For 2 bucks and more!
For five small games, you're going to get five (well, four) small reviews. It's uncommon to see so much software together for the measly price of five dollars these days unless you really keep your eye out on Steam, but Frima Studios has decided to toss in five of its Playstation Minis into a grab bag where the cost is merely one dollar per game. Penny-pinching gamers hold out for deals like this. Problem is, they're usually holding out for games more worth their attention.
A Space Shooter for 2 Bucks! stands out as the premier title of the bunch, a game with its tongue so far in its cheek that it almost chokes itself. Not a pretty picture, but the player stands to benefit from this, as it's an entirely competent shoot-'em-up with various upgrading, special weapons, punishing difficulty, and humor that occasionally elicits a literal “LOL”. It'll command a few hours of time from fans of the genre and stand out as a memorable experience due to its dialogue. It's like a plain-looking girl at a formal who strolls in without a date and commands your attention just because of how loud and crazy she is. She may look and dance like everyone else there, but you won't forget them. [B]
Young Thor, on the other hand, is a tedious and unwieldy affair. It's a beat-'em-up, except the hit-detection is about as clean as a baby eating porridge. It's a platformer, except the platforms are designed in such a curious way as to mock you and inhibit your ability to tell where the hell they start and end. The presentation is grating and uncreative, and the all-around design is cookie-cutter.
The main problem is that the game is aimed at kids - it's young Thor and all - but suffers from technical issues that will prevent them being able to get through. Let's not even get into the bizarre level structure that reuses the same handful of poorly designed stages. It's a nightmare. [D]
Widget's Odyssey and its sequel, Widget's Odyssey 2, are essentially the same game but split into two chunks. Each can be completed in about an hour or less, but chances are extremely likely that after the first few minutes of trying to work through the less than intuitive puzzles and flimsy flash-game mechanics, players will just drop the controller. The comedic presentation is of the sort that will feel awkward and embarrassing to older audiences but younger ones very well may get a kick out of it, if they can endure the game contained within. It can be surprisingly difficult to navigate a level due to time constraints where getting hit – an easy task given how sloppy the mechanics are - results in chunks of time lost. [D-]

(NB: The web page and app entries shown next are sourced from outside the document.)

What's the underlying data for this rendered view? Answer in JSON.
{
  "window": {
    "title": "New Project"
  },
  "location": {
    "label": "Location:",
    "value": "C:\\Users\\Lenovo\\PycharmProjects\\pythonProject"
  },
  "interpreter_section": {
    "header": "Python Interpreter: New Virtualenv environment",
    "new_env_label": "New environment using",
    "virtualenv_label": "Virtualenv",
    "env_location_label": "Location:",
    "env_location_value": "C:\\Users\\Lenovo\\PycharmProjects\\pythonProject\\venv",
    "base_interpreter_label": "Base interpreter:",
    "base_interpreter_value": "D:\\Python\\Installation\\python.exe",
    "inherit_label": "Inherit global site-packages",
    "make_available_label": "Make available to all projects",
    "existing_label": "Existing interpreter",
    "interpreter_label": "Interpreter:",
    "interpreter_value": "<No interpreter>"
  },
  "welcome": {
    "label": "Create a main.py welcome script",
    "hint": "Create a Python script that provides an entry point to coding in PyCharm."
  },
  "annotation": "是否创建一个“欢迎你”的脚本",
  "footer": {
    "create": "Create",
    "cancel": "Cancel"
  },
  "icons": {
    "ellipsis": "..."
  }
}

On a brighter note, Zombie Tycoon rounds out this bag of tricks with an amusing concept that falls short in execution. The setup involves using zombies to take over cities in a controlled fashion. Wannabe mad scientists toss jars of brains in any destination that would look better with a few good mindless thumpings. By controlling three groups of zombies independently – or usually all in one swarm, if you play Pikmin like I do – players can destroy buildings to remove hazards and collect equipment that enhances zombie performance. It's a novel enough idea if you haven't gone completely brain-dead (see what I did there?) over the overabundance of brain-suckers being slapped into every genre this generation.
Unfortunately after the first few levels, you begin to realize how unresponsive it is to navigate and control the three separate packs of undead, if you actually try to play the game the way it expects you to. And unlike Pikmin, which gives players enemy and level variety that requires tactical change-ups, Zombie Tycoon more often than not simply uses elemental hazards that are meant to be countered with the right protective gear, which means having to enter the equip screen and manually change each body part frequently. The game's concept is admirable and its presentation isn't half-bad for a downloadable portable game; it's just a shame that the experience becomes more tedious than its worth. [C-]
When looked at as the sum of its parts, this virtual buffet doesn't have much staying power. That said, Frima's Awesome Summer Mini-Bundle is only five dollars. Only two titles, though, are worth looking into. If you have a younger one who's looking to try out a few different kinds of games – especially on the go, being Minis, as these are – it's hard to argue with the price. Your five bucks will probably go a decent way toward entertaining less critical audiences. And you can always sneak in some Space Shooter on the side for yourself, you sly parent, you. Otherwise, you may be best served simply buying Space Shooter for two dollars and putting the other three smackers toward something else.